USCIS should approve small business L-1s with confidence. Founders and owners of these businesses have a personal stake in their company’s success; not only because of financial investment and sweat equity put into the business, but also because their right to continue to live and work in the United States depends on their company’s growth and prosperity.

Common Issues with L-1 RFEs and Denials

USCIS is notorious for issuing lengthy requests for evidence (RFEs) on L-1 petitions, particularly on those filed on behalf of owners and top executives or managers of small businesses.

Immigration Services Officers (ISOs) often question whether the beneficiary is an executive or manager abroad and will be an executive or manager in the United States. ISOs do so regardless of how well these requirements were documented in the initial petition, and in violation of the USCIS Policy Manual, which states that “[t]he regulations do not require submission of extensive evidence of business relationships or of the beneficiary’s prior and proposed employment.”

The ability of ISOs to efficiently and fairly adjudicate L-1 petitions depends not only on the presentation of the L-1 petition itself, but also on the ISO’s training, experience, and the time allotted to adjudicate each case.

Even though ISOs are not lawyers, they must be well-versed in not only immigration law, but also in business law, corporate relationships, traditional and modern organizational structures, finance, and common business practices to properly adjudicate L-1 petitions.

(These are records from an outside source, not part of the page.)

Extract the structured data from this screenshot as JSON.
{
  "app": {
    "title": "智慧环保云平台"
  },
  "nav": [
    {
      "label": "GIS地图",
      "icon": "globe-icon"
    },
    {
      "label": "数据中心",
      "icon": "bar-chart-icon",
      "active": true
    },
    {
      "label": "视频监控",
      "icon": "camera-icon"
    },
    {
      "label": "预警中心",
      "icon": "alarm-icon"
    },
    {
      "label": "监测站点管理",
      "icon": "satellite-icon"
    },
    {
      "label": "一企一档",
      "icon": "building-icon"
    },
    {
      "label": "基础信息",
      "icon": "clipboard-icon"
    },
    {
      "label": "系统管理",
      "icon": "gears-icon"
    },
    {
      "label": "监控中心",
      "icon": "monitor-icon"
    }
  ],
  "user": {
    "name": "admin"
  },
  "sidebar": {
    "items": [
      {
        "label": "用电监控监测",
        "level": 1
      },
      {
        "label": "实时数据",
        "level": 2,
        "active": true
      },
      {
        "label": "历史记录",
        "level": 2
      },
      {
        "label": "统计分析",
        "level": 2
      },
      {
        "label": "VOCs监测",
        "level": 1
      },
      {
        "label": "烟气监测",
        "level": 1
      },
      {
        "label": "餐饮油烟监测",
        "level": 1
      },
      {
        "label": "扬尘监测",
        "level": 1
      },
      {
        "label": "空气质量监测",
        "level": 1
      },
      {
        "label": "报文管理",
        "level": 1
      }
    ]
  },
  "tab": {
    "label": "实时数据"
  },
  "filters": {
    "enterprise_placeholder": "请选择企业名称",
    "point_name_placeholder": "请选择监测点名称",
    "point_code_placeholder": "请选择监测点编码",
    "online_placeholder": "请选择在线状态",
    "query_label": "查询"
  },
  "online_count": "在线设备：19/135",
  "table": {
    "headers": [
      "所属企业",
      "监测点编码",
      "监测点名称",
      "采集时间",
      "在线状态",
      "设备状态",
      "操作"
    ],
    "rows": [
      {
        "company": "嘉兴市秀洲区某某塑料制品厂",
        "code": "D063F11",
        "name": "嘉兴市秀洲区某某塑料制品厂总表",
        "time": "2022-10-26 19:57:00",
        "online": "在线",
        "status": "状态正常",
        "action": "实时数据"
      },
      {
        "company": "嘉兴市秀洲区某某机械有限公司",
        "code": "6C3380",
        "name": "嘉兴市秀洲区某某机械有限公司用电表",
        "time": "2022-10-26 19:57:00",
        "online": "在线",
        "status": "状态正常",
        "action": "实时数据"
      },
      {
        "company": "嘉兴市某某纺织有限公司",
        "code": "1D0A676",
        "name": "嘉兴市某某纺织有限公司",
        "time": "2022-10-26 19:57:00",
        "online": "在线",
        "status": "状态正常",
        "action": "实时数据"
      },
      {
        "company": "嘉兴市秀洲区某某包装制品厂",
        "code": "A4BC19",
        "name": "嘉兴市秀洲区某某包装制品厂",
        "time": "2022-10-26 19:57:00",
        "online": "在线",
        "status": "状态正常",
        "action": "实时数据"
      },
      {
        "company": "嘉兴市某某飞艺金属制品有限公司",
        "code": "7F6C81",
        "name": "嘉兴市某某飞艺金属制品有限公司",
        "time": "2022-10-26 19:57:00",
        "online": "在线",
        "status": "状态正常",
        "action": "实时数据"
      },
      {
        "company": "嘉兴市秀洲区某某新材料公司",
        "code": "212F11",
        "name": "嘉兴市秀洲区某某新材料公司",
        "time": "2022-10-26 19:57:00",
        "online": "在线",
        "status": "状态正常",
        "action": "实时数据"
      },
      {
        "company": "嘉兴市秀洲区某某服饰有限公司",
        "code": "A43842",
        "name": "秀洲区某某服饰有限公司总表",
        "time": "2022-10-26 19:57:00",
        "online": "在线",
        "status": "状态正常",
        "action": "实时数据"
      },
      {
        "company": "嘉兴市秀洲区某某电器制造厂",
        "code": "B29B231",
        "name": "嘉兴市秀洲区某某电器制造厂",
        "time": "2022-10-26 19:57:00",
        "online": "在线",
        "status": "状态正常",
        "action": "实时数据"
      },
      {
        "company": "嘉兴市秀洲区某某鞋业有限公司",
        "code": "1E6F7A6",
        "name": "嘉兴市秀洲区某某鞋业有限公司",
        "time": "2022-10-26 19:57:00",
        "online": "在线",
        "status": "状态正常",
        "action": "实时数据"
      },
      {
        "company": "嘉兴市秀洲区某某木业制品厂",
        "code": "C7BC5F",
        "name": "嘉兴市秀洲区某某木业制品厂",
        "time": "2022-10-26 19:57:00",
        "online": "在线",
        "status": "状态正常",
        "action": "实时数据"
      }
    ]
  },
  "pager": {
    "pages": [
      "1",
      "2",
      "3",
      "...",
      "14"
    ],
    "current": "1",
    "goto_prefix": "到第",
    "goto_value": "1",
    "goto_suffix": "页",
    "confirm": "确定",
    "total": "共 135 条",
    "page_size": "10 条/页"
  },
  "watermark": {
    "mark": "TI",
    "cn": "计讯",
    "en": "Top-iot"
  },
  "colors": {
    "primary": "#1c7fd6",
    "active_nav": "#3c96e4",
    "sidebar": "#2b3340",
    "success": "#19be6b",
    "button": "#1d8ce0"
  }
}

Further, according to USCIS’s recently published completion rates, ISOs average only 3 ½ hours to adjudicate an L-1 petition. Attorneys may spend weeks or even months to prepare a petition. Errors in adjudication are bound to occur.

Unfortunately, common issues with L-1 RFEs and denials are that ISOs ignore probative evidence, misconstrue evidence, do not follow legal precedents, and wrongfully increase the preponderance of the evidence standard.

As a result, some practitioners avoid filing L-1s altogether, practically closing the door for their clients to later qualify for permanent residence. Instead, they may file an E-2 investor visa application, which generally is easier to document and has a higher approval rate but does not lead to permanent residence without extensive pre-immigration planning.

Suing the Government

Attorneys should reframe the “L-1 problem” as a challenge. A challenge to litigate unjust L-1 denials.

In federal court, an Assistant U.S. Attorney (AUSA) will review the L-1 petition from a lawyer’s perspective. If the petition was well-documented and meets the requirements for the L-1 classification, the AUSA may encourage USCIS to reopen and approve the petition. Even if the case goes further into litigation, an impartial federal judge will take a fresh look at the law and evidence to decide whether USCIS’s decision to deny the petition was arbitrary and capricious under the Administrative Procedure Act (APA).

First-time litigators do not have to fight this battle alone. The American Immigration Lawyers Association (AILA), the American Immigration Council (The Council), and the National Immigration Litigation Alliance (NILA), provide robust resources and support, including step-by-step guides, practice advisories, and sample pleadings. NILA also offers co-counseling and strategic assistance, including pleading review, to back new litigators with the confidence, knowledge, and experience of a seasoned litigator.

Federal court is the most effective way for business immigration attorneys to push back against unjust denials. Eventually, perhaps, USCIS will even take a liking to small business L-1s.


AILA members interested in preparing for federal litigation may be interested in our upcoming 2023 AILA Federal Court Litigation Institute which is a limited-size unique, hands-on practicum designed to enhance the litigation skills of attorneys new to federal court practice. Tuition assistance will be offered for this Institute based on need and availability. Please complete the tuition assistance application by February 21 for consideration.